### Brief
Give back every entry below, exactly as written.

### Records for processing

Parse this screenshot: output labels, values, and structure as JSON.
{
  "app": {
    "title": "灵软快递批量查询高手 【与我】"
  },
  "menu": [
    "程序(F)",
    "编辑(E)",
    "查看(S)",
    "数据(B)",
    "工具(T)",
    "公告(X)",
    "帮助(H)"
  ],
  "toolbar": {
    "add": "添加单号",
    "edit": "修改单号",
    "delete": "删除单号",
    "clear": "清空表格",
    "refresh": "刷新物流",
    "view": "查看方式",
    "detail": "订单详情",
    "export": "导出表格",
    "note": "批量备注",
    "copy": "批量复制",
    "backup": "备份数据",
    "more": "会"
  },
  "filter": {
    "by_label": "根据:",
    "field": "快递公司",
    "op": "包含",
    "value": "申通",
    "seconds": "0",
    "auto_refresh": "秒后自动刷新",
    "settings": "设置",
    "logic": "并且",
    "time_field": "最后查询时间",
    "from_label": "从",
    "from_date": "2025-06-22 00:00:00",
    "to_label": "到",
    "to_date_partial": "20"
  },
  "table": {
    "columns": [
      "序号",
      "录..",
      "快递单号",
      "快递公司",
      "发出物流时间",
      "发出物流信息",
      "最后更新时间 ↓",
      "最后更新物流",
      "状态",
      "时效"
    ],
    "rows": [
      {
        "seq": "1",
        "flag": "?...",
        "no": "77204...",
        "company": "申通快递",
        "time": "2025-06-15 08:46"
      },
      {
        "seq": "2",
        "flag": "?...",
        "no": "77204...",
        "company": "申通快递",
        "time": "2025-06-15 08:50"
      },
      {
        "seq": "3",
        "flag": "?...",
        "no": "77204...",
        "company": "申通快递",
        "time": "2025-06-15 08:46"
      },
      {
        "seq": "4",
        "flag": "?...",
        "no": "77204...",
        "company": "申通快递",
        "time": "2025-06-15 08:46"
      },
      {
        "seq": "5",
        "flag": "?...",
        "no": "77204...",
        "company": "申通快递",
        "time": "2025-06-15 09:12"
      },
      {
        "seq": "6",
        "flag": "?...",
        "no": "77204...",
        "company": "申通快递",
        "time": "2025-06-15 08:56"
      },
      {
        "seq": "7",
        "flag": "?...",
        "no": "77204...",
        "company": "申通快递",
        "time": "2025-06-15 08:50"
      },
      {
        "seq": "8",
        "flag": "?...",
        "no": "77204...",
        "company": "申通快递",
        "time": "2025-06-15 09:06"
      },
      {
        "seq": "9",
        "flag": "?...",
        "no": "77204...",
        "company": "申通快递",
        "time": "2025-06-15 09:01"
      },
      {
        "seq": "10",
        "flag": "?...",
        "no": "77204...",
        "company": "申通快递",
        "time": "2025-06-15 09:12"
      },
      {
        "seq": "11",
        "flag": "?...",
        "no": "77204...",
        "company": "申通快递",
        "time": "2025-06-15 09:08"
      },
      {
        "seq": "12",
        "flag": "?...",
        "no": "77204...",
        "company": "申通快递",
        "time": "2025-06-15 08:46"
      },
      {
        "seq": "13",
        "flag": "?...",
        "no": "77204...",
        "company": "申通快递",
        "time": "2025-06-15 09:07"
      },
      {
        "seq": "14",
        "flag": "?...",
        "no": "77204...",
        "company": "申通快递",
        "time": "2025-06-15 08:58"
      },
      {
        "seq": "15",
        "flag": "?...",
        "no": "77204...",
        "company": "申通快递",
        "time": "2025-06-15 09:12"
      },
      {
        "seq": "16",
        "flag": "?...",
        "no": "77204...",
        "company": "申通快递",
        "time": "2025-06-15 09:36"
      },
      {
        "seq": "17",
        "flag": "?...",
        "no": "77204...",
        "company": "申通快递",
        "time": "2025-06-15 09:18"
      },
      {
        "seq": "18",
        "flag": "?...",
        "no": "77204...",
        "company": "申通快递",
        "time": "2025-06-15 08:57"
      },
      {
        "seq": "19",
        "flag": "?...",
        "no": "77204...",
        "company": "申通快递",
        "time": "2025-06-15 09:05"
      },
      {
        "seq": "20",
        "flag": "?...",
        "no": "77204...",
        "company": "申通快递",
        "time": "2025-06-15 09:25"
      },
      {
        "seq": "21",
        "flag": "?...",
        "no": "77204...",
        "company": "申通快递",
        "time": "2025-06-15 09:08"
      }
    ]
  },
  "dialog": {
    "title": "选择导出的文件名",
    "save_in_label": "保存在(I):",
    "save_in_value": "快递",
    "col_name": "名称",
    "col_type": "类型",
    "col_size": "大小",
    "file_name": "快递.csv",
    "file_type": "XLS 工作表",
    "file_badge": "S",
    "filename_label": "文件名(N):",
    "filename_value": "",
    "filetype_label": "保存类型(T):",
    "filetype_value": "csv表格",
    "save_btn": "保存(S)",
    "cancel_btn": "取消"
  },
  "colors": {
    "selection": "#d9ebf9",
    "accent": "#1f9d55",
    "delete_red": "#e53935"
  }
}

### Output for this exercise
Parse this screenshot: output labels, values, and structure as JSON.
{
  "app": {
    "title": "灵软快递批量查询高手 【与我】"
  },
  "menu": [
    "程序(F)",
    "编辑(E)",
    "查看(S)",
    "数据(B)",
    "工具(T)",
    "公告(X)",
    "帮助(H)"
  ],
  "toolbar": {
    "add": "添加单号",
    "edit": "修改单号",
    "delete": "删除单号",
    "clear": "清空表格",
    "refresh": "刷新物流",
    "view": "查看方式",
    "detail": "订单详情",
    "export": "导出表格",
    "note": "批量备注",
    "copy": "批量复制",
    "backup": "备份数据",
    "more": "会"
  },
  "filter": {
    "by_label": "根据:",
    "field": "快递公司",
    "op": "包含",
    "value": "申通",
    "seconds": "0",
    "auto_refresh": "秒后自动刷新",
    "settings": "设置",
    "logic": "并且",
    "time_field": "最后查询时间",
    "from_label": "从",
    "from_date": "2025-06-22 00:00:00",
    "to_label": "到",
    "to_date_partial": "20"
  },
  "table": {
    "columns": [
      "序号",
      "录..",
      "快递单号",
      "快递公司",
      "发出物流时间",
      "发出物流信息",
      "最后更新时间 ↓",
      "最后更新物流",
      "状态",
      "时效"
    ],
    "rows": [
      {
        "seq": "1",
        "flag": "?...",
        "no": "77204...",
        "company": "申通快递",
        "time": "2025-06-15 08:46"
      },
      {
        "seq": "2",
        "flag": "?...",
        "no": "77204...",
        "company": "申通快递",
        "time": "2025-06-15 08:50"
      },
      {
        "seq": "3",
        "flag": "?...",
        "no": "77204...",
        "company": "申通快递",
        "time": "2025-06-15 08:46"
      },
      {
        "seq": "4",
        "flag": "?...",
        "no": "77204...",
        "company": "申通快递",
        "time": "2025-06-15 08:46"
      },
      {
        "seq": "5",
        "flag": "?...",
        "no": "77204...",
        "company": "申通快递",
        "time": "2025-06-15 09:12"
      },
      {
        "seq": "6",
        "flag": "?...",
        "no": "77204...",
        "company": "申通快递",
        "time": "2025-06-15 08:56"
      },
      {
        "seq": "7",
        "flag": "?...",
        "no": "77204...",
        "company": "申通快递",
        "time": "2025-06-15 08:50"
      },
      {
        "seq": "8",
        "flag": "?...",
        "no": "77204...",
        "company": "申通快递",
        "time": "2025-06-15 09:06"
      },
      {
        "seq": "9",
        "flag": "?...",
        "no": "77204...",
        "company": "申通快递",
        "time": "2025-06-15 09:01"
      },
      {
        "seq": "10",
        "flag": "?...",
        "no": "77204...",
        "company": "申通快递",
        "time": "2025-06-15 09:12"
      },
      {
        "seq": "11",
        "flag": "?...",
        "no": "77204...",
        "company": "申通快递",
        "time": "2025-06-15 09:08"
      },
      {
        "seq": "12",
        "flag": "?...",
        "no": "77204...",
        "company": "申通快递",
        "time": "2025-06-15 08:46"
      },
      {
        "seq": "13",
        "flag": "?...",
        "no": "77204...",
        "company": "申通快递",
        "time": "2025-06-15 09:07"
      },
      {
        "seq": "14",
        "flag": "?...",
        "no": "77204...",
        "company": "申通快递",
        "time": "2025-06-15 08:58"
      },
      {
        "seq": "15",
        "flag": "?...",
        "no": "77204...",
        "company": "申通快递",
        "time": "2025-06-15 09:12"
      },
      {
        "seq": "16",
        "flag": "?...",
        "no": "77204...",
        "company": "申通快递",
        "time": "2025-06-15 09:36"
      },
      {
        "seq": "17",
        "flag": "?...",
        "no": "77204...",
        "company": "申通快递",
        "time": "2025-06-15 09:18"
      },
      {
        "seq": "18",
        "flag": "?...",
        "no": "77204...",
        "company": "申通快递",
        "time": "2025-06-15 08:57"
      },
      {
        "seq": "19",
        "flag": "?...",
        "no": "77204...",
        "company": "申通快递",
        "time": "2025-06-15 09:05"
      },
      {
        "seq": "20",
        "flag": "?...",
        "no": "77204...",
        "company": "申通快递",
        "time": "2025-06-15 09:25"
      },
      {
        "seq": "21",
        "flag": "?...",
        "no": "77204...",
        "company": "申通快递",
        "time": "2025-06-15 09:08"
      }
    ]
  },
  "dialog": {
    "title": "选择导出的文件名",
    "save_in_label": "保存在(I):",
    "save_in_value": "快递",
    "col_name": "名称",
    "col_type": "类型",
    "col_size": "大小",
    "file_name": "快递.csv",
    "file_type": "XLS 工作表",
    "file_badge": "S",
    "filename_label": "文件名(N):",
    "filename_value": "",
    "filetype_label": "保存类型(T):",
    "filetype_value": "csv表格",
    "save_btn": "保存(S)",
    "cancel_btn": "取消"
  },
  "colors": {
    "selection": "#d9ebf9",
    "accent": "#1f9d55",
    "delete_red": "#e53935"
  }
}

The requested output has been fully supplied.